Two of the other new laureates, all of whom now work in the US, have joined him in criticising the decision to leave the EU, with one saying it may change his mind about returning to the UK.
Michael Kosterlitz told The Times that the vote “is a very stupid, narrow-minded decision and will have disastrous long-term effects on science in UK ... I feel strongly about Brexit and do not wish to be associated with a country which is so insular and narrow-minded.”
Professor Kosterlitz, now based at Brown University in Providence, Rhode Island, said that even if he had not left the UK, “Brexit would have had me job-hunting immediately. The idea of not being able to travel and work freely in Europe is unthinkable to me. I have kept my UK passport for visiting Europe but if the UK does not change its mind, I will not renew it and may even renounce my British citizenship and just keep my US citizenship, because the British citizenship will not be worth anything useful to me.”
He shared the prize for his discoveries in condensed matter physics with two other British scientists, Duncan Haldane and David Thouless.

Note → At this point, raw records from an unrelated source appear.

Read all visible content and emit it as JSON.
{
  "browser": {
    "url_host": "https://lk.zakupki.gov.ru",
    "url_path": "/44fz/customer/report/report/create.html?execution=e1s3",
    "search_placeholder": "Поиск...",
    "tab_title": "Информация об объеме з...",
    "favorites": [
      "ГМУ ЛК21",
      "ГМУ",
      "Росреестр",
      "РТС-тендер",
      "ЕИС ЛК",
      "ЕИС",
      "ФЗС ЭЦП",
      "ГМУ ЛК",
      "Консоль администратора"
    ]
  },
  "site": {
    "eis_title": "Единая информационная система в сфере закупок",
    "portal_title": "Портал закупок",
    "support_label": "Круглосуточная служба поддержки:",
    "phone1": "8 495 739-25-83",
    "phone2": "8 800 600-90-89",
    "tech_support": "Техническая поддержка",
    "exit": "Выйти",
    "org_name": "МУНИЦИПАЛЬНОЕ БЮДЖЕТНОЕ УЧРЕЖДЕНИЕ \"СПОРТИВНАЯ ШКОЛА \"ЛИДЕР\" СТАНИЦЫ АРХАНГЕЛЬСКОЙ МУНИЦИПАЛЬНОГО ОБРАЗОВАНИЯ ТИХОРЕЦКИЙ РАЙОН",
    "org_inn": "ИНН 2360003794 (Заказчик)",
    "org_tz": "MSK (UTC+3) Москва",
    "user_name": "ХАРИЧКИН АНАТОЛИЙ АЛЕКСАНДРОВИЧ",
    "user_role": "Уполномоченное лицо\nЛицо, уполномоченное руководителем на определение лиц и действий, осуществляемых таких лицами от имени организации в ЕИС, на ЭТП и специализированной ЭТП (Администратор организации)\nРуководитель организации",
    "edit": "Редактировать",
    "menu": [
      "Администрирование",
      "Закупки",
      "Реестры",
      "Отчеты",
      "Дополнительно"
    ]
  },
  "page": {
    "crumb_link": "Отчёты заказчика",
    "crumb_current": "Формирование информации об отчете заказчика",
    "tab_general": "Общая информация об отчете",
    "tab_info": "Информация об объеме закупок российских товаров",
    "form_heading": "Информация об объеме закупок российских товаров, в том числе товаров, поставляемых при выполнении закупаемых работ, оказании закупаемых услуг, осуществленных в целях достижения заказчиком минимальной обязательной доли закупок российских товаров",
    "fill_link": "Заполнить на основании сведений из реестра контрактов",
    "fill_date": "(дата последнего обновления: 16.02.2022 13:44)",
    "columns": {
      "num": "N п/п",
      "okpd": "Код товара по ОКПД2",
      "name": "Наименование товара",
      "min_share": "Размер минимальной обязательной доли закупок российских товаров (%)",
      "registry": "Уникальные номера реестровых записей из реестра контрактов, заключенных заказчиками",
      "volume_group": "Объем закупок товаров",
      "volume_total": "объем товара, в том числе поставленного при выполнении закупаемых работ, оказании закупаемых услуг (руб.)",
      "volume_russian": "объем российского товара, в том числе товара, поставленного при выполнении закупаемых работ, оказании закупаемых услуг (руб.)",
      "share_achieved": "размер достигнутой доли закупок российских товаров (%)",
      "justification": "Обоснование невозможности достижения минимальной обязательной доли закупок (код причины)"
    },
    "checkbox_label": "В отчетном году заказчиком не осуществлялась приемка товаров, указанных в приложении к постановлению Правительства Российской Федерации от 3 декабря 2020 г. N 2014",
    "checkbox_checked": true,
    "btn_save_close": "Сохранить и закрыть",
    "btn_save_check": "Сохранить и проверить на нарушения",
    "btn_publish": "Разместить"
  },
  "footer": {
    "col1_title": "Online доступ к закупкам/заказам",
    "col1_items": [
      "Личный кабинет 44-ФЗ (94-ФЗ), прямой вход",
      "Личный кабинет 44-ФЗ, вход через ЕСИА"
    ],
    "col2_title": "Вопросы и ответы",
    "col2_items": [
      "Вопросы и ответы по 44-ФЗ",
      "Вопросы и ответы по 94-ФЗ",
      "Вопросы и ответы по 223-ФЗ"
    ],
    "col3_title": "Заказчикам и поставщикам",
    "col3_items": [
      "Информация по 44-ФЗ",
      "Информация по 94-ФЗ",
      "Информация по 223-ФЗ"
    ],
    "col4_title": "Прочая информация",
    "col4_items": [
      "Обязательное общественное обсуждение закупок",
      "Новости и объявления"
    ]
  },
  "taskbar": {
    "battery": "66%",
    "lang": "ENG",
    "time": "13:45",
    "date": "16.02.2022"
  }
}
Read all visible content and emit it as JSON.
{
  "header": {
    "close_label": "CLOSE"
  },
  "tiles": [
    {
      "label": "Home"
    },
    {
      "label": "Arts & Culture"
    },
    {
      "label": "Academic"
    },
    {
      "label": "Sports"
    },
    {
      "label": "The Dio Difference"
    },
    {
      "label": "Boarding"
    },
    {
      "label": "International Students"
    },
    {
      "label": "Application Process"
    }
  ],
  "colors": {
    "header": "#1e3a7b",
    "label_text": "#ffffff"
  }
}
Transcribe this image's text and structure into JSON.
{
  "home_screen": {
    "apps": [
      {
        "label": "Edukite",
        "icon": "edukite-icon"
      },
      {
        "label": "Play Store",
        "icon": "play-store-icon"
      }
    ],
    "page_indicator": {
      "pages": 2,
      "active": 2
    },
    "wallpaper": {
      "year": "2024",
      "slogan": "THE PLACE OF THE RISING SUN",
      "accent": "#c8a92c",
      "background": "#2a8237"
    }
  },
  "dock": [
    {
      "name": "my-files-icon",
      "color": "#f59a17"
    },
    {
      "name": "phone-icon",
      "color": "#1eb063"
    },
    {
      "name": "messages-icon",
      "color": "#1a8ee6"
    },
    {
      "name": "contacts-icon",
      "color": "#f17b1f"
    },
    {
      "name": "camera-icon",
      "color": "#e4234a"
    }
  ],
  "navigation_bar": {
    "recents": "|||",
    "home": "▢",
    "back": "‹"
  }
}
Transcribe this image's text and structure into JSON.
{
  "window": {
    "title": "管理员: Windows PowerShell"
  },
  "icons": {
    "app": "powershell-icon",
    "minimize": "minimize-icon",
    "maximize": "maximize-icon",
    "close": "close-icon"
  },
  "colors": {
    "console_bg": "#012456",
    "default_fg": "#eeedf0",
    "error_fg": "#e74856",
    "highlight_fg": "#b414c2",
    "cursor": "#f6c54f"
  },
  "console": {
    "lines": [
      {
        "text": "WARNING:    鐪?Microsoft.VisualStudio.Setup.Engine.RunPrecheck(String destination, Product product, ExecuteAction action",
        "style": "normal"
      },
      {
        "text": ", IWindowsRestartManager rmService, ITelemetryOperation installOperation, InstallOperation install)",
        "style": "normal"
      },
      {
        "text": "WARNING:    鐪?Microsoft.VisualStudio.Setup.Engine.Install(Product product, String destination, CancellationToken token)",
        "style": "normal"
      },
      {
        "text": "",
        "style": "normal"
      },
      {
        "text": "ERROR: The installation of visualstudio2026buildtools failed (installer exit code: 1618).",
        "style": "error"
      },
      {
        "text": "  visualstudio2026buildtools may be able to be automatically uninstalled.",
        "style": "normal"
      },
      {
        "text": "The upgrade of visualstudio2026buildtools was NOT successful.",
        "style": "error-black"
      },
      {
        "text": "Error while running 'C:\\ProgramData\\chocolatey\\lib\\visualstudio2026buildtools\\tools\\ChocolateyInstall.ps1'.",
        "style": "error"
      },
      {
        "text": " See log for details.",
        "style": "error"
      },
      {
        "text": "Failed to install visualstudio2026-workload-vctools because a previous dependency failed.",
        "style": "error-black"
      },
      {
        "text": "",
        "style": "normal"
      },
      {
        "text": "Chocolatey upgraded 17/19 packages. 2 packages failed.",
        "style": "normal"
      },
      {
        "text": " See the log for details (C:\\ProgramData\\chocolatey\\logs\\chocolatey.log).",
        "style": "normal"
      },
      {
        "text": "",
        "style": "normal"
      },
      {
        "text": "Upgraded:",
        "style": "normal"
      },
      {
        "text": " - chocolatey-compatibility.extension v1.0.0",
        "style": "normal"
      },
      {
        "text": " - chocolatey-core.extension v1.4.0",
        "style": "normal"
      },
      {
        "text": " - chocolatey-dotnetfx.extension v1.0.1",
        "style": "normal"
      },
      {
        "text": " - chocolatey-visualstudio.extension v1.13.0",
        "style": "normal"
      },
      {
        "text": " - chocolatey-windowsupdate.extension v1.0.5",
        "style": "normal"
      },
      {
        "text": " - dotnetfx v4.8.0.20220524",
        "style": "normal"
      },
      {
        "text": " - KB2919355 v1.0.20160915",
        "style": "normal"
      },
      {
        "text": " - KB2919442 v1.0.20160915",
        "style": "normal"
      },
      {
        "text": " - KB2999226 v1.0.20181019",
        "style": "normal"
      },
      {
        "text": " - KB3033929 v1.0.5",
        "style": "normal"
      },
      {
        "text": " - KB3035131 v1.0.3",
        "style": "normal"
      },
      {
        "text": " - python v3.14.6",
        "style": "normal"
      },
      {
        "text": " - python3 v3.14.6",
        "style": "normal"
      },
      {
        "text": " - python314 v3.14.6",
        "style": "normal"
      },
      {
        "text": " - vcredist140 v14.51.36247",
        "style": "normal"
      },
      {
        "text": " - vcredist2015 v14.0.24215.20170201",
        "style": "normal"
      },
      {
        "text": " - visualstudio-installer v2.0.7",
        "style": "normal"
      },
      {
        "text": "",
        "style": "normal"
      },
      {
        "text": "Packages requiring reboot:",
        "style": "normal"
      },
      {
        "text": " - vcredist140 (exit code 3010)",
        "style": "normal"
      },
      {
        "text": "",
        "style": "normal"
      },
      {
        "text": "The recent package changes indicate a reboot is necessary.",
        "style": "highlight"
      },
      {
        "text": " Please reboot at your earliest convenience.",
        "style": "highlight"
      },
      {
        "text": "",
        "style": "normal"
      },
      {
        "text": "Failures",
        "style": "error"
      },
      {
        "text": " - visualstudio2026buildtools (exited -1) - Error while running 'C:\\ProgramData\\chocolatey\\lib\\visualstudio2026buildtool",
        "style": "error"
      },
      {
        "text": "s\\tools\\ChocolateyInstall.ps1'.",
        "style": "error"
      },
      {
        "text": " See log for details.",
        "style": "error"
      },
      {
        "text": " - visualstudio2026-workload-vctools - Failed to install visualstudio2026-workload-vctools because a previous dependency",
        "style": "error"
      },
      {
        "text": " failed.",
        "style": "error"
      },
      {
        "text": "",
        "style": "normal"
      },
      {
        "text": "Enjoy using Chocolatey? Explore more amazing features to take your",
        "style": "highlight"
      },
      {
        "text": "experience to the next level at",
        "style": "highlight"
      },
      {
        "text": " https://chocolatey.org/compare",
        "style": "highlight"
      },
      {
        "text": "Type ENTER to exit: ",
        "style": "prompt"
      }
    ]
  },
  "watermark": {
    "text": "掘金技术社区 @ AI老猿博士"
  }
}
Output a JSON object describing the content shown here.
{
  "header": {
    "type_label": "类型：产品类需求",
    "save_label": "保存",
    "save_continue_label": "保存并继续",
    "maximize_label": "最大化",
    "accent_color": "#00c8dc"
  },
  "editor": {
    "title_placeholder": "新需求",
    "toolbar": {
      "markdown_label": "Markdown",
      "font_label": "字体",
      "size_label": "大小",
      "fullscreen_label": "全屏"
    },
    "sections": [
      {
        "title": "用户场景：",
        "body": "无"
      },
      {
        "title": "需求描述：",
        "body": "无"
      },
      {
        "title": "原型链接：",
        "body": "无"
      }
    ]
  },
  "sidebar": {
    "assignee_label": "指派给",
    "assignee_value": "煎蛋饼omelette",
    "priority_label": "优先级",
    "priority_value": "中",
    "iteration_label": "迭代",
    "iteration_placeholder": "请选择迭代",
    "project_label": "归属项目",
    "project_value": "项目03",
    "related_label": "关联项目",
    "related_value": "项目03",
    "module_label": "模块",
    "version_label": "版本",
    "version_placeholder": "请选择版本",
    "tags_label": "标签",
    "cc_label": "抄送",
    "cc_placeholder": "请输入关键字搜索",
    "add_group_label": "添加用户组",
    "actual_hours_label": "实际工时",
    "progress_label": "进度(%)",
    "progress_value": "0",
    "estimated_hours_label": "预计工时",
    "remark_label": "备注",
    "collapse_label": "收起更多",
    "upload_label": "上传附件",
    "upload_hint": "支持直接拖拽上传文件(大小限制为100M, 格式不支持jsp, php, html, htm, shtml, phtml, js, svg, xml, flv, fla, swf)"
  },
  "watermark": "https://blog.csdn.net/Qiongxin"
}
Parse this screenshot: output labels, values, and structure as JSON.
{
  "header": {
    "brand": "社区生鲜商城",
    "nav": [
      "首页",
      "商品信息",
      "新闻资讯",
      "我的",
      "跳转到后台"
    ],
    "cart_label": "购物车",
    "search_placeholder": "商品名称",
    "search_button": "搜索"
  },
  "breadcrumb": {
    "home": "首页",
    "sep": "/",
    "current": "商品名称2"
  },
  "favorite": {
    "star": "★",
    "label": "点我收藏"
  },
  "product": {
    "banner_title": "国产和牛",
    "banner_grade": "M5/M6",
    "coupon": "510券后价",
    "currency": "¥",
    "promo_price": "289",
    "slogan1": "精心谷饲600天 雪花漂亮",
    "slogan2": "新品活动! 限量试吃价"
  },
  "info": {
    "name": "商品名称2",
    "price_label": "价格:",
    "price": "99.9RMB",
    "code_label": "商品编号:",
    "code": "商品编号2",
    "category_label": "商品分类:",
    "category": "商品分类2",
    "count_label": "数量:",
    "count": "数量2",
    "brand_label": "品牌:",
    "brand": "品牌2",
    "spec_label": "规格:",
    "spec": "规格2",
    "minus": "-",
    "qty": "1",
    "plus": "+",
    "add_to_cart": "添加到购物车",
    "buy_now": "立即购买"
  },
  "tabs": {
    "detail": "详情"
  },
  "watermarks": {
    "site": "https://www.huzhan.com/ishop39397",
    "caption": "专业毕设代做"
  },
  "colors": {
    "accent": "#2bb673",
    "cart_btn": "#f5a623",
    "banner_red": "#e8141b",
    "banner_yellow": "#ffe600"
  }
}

Professor Haldane, now at Princeton, also criticised the decision to leave the EU, which has been hugely unpopular among scientists. He said he had considered returning to the UK but was now unlikely to do so because of the loss of grants from the European Research Council. “I was seriously considering coming back a few years ago,” he told The Guardian. “It was suggested it might be possible to get one of these euros 5 million ERC grants. That’s much better support than I can get here.
“These grants are specifically aimed at bringing established people back. Without that, it makes it more difficult for people to come back.
“I wouldn’t be going back just to kill myself eating high table dinners at a college.”
Before the vote to leave the European Union, scientists argued that freedom of movement was crucial to their profession, with research increasingly done across borders. Sir Fraser Stoddart, who won the Nobel prize in chemistry on Wednesday and is originally from Edinburgh, said that the loss of immigrant scientists would be catastrophic.
“I am extremely worried about the consequences of Brexit,” he said. “My colleagues in the UK thrive on the free movement of young people back and forth between the UK and the other 27 EU nations. If the portcullis comes down then at one fell swoop we are cutting off the vast majority of talent.
“We would go from 500 million people to 65 million. This could have dire consequences for British science, it would be sheer disaster. I hope for the country’s sake that some group of people can put a massive spoke in this wheel and stop it.”
Read more: Nobel scientist slams Brexit